Toyota – Hydrogen Powered Corolla and GR86 (Carbon-Neutral Fuel) to Participate in the Super Taikyu Series 2023 Final Round Fuji 4 Hours Race
Toyota – Hydrogen Powered Corolla and GR86 (Carbon-Neutral Fuel) to Participate in the Super Taikyu Series 2023 Final Round Fuji 4 Hours Race.
Toyota Motor Corporation (Toyota) announced today that it will enter the ENEOS Super Taikyu Series 2023 Supported by Bridgestone Round 7 Super Taikyu Final Fuji 4 Hours Race with Fuji Niq Festival, to be held from November 11 to 12, with the #32 ORC ROOKIE GR Corolla H2 Concept, which runs on liquid hydrogen, and the #28 ORC ROOKIE GR86 CNF Concept running on carbon-neutral fuel.
The evolution and challenges taken on by the hydrogen-powered Corolla
The liquid hydrogen-powered Corolla, which first competed in the 24 Hours Race in May, has evolved even further in the three months since the Round 4 Super Taikyu Race at Autopolis in July. We will continue to make improvements and strive for further evolution in the 2024 season by agilely refining vehicles and people through making ever-better motorsports-bred cars.

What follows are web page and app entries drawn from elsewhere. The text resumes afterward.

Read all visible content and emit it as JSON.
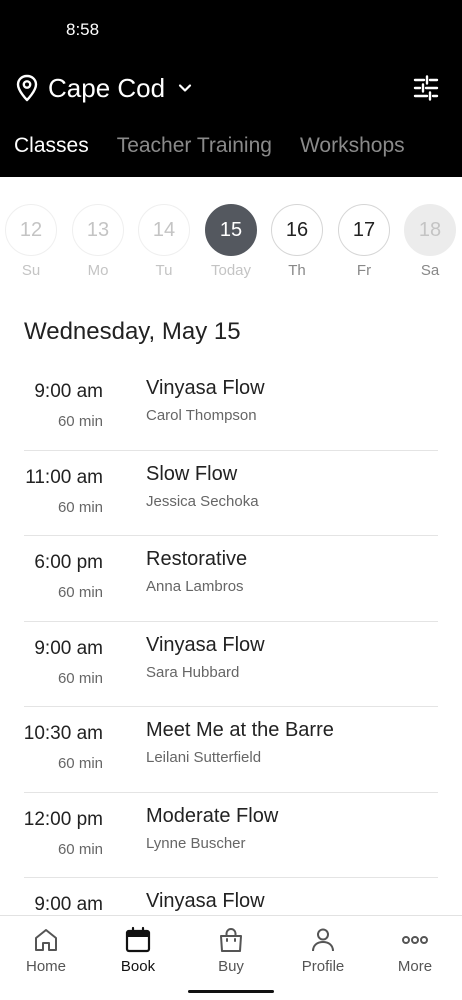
{
  "status": {
    "time": "8:58"
  },
  "header": {
    "location": "Cape Cod",
    "tabs": [
      {
        "label": "Classes",
        "active": true
      },
      {
        "label": "Teacher Training",
        "active": false
      },
      {
        "label": "Workshops",
        "active": false
      }
    ]
  },
  "days": [
    {
      "num": "12",
      "label": "Su",
      "state": "past"
    },
    {
      "num": "13",
      "label": "Mo",
      "state": "past"
    },
    {
      "num": "14",
      "label": "Tu",
      "state": "past"
    },
    {
      "num": "15",
      "label": "Today",
      "state": "selected"
    },
    {
      "num": "16",
      "label": "Th",
      "state": "normal"
    },
    {
      "num": "17",
      "label": "Fr",
      "state": "normal"
    },
    {
      "num": "18",
      "label": "Sa",
      "state": "disabled"
    }
  ],
  "schedule": {
    "date_heading": "Wednesday, May 15",
    "classes": [
      {
        "time": "9:00 am",
        "duration": "60 min",
        "name": "Vinyasa Flow",
        "teacher": "Carol Thompson"
      },
      {
        "time": "11:00 am",
        "duration": "60 min",
        "name": "Slow Flow",
        "teacher": "Jessica Sechoka"
      },
      {
        "time": "6:00 pm",
        "duration": "60 min",
        "name": "Restorative",
        "teacher": "Anna Lambros"
      },
      {
        "time": "9:00 am",
        "duration": "60 min",
        "name": "Vinyasa Flow",
        "teacher": "Sara Hubbard"
      },
      {
        "time": "10:30 am",
        "duration": "60 min",
        "name": "Meet Me at the Barre",
        "teacher": "Leilani Sutterfield"
      },
      {
        "time": "12:00 pm",
        "duration": "60 min",
        "name": "Moderate Flow",
        "teacher": "Lynne Buscher"
      },
      {
        "time": "9:00 am",
        "duration": "",
        "name": "Vinyasa Flow",
        "teacher": ""
      }
    ]
  },
  "nav": {
    "home": "Home",
    "book": "Book",
    "buy": "Buy",
    "profile": "Profile",
    "more": "More"
  },
  "icons": {
    "location": "location-pin-icon",
    "dropdown": "chevron-down-icon",
    "filters": "sliders-icon"
  }
}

Liquid hydrogen pumps must generate high fuel pressure with stability to achieve high output. We have improved the pressure boosting performance and durability of the pumps, which have been challenges, to achieve the same level of output as gasoline and gaseous hydrogen engines.
The maximum number of laps that could be driven on a single hydrogen fill-up at the Fuji 24 Hours Race in May was 16. Now, we have made improvements such as better accuracy in determining hydrogen tank fullness, reducing the amount of boil-off gas by reducing the heat entering the tank, and optimizing fuel injection when the gas pedal is not fully depressed. As a result, we’re aiming to achieve 20 laps per fill-up in this race.
The hydrogen-powered Corolla is equipped with many features that prioritize safety and security first and foremost. We identified parts that could be made lighter using the knowledge we have gained from our driving experience while keeping this emphasis on safety and security and reduced their weight by adjusting factors such as thickness and number of parts. As a result, we were able to reduce the weight of the tank, safety and boil-off gas valves, roll cage, high-pressure hydrogen system parts, and other components to achieve a vehicle weight of 1,860 kg, 50 kg lighter than the 1,910 kg it weighed at the Autopolis race.
The challenge of CO2 capture technology
It is necessary to both reduce CO2 emissions from vehicles and plants and capture CO2 in the atmosphere in order to achieve carbon neutrality. We will now take on the challenge of capturing CO2 from the atmosphere through a trial initiative to install a CO2 capture device on the hydrogen-powered Corolla’s engine compartment that utilizes its large-volume air intake feature and the heat generated by combustion.
More specifically, a CO2 absorption device will be installed at the inlet to the air cleaner, and a CO2 separation device that uses heat from engine oil will be installed next to the air cleaner. The separated CO2 will be captured in a small tank filled with an absorbent.
The equipment used to absorb, separate, and capture CO2 from the atmosphere will use filters coated with an absorbent developed by Kawasaki Heavy Industries, Ltd. that can release CO2 at lower temperatures than conventional absorbents, thereby increasing CO2 capture efficiency.
Starting on-road feasibility testing of the hydrogen-powered HiAce in Australia
The purposeful passion and action to achieve a carbon-neutral society has now also spread overseas, and hydrogen engine technology has started taking on a new challenge. We have installed the hydrogen engine in a commercial HiAce to conduct on-road feasibility testing operated by operating companies on public roads in Australia. In doing so, we will hone the hydrogen engine technology we have continued to refine through participation in the Super Taikyu series even further toward practical application.
Feasibility testing overview
Until now, we have worked to refine hydrogen engine technology through the Super Taikyu series, including the durability to run in challenging environments, hydrogen combustion technology, control of abnormal combustion, and assurance of hydrogen safety.
In addition to training in a motorsport environment, we will also train the vehicle on public roads through this driving demonstration to develop its practicality for commercial use, operability, and durability under the customer’s operating environment, which will lead to its practical use in the future.
Toyota will continue to accelerate development by refining cars and people in the challenging world of motorsports. It will also continue to work with its partners to increase options in order to create an even better carbon-neutral society.